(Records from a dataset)
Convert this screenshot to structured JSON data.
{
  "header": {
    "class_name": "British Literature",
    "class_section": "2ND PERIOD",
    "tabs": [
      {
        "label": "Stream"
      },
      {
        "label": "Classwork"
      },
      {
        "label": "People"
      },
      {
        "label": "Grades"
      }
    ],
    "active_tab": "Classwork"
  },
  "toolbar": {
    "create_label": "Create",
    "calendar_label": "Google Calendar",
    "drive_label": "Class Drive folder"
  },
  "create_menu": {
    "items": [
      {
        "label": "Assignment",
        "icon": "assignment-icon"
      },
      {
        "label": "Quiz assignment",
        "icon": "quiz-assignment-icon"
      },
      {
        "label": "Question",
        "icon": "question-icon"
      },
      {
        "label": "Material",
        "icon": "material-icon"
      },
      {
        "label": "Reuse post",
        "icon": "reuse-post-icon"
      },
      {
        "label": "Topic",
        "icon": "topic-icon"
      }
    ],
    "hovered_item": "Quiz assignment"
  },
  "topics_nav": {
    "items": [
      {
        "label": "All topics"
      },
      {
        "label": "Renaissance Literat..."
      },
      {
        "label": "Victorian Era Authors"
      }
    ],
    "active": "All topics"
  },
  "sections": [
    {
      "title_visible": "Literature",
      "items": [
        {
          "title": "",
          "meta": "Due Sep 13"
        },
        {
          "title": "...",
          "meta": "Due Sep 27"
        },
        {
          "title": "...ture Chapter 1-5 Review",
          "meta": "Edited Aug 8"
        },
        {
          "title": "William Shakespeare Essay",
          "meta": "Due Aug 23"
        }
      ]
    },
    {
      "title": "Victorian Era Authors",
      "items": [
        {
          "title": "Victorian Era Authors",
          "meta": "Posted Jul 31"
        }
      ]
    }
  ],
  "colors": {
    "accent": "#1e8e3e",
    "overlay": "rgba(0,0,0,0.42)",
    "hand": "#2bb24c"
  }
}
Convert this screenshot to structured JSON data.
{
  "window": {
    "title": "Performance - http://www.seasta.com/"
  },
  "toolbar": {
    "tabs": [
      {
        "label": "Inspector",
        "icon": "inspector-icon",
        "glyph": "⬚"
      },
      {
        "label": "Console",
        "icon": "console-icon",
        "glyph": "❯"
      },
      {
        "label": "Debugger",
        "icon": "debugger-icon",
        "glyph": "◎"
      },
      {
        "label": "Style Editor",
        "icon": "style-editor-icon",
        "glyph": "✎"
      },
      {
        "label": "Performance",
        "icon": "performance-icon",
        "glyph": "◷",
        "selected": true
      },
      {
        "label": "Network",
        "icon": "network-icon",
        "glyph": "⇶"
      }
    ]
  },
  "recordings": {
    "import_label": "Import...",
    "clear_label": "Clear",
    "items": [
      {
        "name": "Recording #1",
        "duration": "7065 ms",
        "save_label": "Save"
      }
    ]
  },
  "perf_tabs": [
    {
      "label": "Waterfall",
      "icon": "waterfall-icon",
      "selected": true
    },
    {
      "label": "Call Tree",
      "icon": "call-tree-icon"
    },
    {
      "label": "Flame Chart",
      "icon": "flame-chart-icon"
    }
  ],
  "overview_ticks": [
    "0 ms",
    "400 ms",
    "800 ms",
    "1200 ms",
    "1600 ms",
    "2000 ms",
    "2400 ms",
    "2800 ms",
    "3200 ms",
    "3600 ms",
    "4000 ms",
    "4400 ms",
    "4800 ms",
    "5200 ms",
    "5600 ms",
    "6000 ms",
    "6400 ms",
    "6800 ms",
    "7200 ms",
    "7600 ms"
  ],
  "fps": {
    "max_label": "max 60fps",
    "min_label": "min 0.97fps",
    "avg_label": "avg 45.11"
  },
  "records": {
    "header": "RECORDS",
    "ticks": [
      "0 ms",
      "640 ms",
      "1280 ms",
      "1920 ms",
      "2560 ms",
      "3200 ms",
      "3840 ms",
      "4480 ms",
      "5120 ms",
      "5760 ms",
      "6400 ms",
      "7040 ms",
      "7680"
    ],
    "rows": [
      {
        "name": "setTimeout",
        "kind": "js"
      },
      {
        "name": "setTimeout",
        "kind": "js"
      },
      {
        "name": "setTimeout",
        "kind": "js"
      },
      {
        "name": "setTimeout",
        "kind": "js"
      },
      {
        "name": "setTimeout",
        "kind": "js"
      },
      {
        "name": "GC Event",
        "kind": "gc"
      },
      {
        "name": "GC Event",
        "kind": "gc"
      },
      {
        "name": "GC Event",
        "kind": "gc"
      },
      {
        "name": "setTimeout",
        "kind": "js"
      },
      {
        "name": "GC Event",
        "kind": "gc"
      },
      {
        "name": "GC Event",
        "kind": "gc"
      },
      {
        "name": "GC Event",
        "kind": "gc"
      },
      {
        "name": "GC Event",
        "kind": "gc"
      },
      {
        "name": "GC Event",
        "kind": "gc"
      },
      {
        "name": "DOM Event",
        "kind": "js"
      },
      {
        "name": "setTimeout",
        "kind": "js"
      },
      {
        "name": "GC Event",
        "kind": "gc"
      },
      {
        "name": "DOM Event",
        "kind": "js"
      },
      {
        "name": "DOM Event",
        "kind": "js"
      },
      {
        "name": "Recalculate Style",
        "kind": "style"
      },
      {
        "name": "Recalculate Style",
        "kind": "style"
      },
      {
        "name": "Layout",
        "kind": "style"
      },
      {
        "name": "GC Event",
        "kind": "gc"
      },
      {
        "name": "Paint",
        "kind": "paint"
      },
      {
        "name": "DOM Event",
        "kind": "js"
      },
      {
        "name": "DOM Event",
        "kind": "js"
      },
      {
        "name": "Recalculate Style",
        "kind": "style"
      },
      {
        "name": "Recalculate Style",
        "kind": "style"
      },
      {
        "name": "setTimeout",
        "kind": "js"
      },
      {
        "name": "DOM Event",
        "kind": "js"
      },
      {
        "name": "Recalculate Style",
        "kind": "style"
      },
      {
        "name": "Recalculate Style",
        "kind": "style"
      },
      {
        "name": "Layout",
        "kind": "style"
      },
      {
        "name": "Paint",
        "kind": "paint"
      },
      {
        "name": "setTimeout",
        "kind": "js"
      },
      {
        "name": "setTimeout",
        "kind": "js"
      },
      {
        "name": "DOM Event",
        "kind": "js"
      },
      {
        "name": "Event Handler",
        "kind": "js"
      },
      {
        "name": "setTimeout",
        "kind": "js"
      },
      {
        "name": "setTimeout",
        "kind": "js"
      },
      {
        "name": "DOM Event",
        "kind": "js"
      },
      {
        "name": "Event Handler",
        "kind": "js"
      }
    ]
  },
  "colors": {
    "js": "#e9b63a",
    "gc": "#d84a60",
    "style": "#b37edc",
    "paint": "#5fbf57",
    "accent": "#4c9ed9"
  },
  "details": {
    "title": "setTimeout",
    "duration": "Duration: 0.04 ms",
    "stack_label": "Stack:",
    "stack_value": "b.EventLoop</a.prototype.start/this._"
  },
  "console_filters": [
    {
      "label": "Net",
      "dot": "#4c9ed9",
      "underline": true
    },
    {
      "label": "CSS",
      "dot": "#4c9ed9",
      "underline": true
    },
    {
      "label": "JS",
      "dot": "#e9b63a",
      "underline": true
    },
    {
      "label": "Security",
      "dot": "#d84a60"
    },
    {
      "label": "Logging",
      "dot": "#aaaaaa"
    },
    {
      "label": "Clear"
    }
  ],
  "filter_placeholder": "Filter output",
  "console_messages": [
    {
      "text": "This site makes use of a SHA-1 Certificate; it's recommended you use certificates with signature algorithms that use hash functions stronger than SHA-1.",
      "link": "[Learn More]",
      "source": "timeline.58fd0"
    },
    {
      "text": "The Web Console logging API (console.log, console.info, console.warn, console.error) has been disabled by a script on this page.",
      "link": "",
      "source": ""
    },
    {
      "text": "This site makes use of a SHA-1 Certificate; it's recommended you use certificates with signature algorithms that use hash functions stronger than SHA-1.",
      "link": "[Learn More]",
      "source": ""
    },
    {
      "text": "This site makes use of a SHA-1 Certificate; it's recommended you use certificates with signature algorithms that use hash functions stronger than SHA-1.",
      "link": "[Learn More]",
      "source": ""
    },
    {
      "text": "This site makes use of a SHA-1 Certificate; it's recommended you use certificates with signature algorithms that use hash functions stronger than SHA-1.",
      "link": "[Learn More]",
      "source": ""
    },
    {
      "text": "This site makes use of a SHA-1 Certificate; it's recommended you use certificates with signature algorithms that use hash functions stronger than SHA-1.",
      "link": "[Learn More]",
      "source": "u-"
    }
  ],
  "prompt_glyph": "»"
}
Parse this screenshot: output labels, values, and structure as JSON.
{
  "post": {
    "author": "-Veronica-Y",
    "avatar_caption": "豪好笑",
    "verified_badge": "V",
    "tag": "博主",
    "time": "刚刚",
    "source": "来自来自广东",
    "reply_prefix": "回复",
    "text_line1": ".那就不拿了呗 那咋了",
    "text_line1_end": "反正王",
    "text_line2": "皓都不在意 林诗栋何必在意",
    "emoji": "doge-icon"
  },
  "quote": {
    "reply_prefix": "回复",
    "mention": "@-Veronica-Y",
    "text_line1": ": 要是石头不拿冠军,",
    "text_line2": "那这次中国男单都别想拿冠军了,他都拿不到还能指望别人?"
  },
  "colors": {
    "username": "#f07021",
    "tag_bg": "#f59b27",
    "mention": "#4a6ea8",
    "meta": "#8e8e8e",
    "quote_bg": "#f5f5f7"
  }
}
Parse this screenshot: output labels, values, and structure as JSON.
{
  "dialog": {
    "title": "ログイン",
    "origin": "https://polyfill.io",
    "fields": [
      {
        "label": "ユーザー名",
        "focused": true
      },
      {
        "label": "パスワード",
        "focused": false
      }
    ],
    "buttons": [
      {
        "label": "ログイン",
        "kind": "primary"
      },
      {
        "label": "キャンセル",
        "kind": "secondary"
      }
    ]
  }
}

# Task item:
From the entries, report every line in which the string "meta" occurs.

# Output for this exercise:
          "meta": "Due Sep 13"
          "meta": "Due Sep 27"
          "meta": "Edited Aug 8"
          "meta": "Due Aug 23"
          "meta": "Posted Jul 31"
    "meta": "#8e8e8e",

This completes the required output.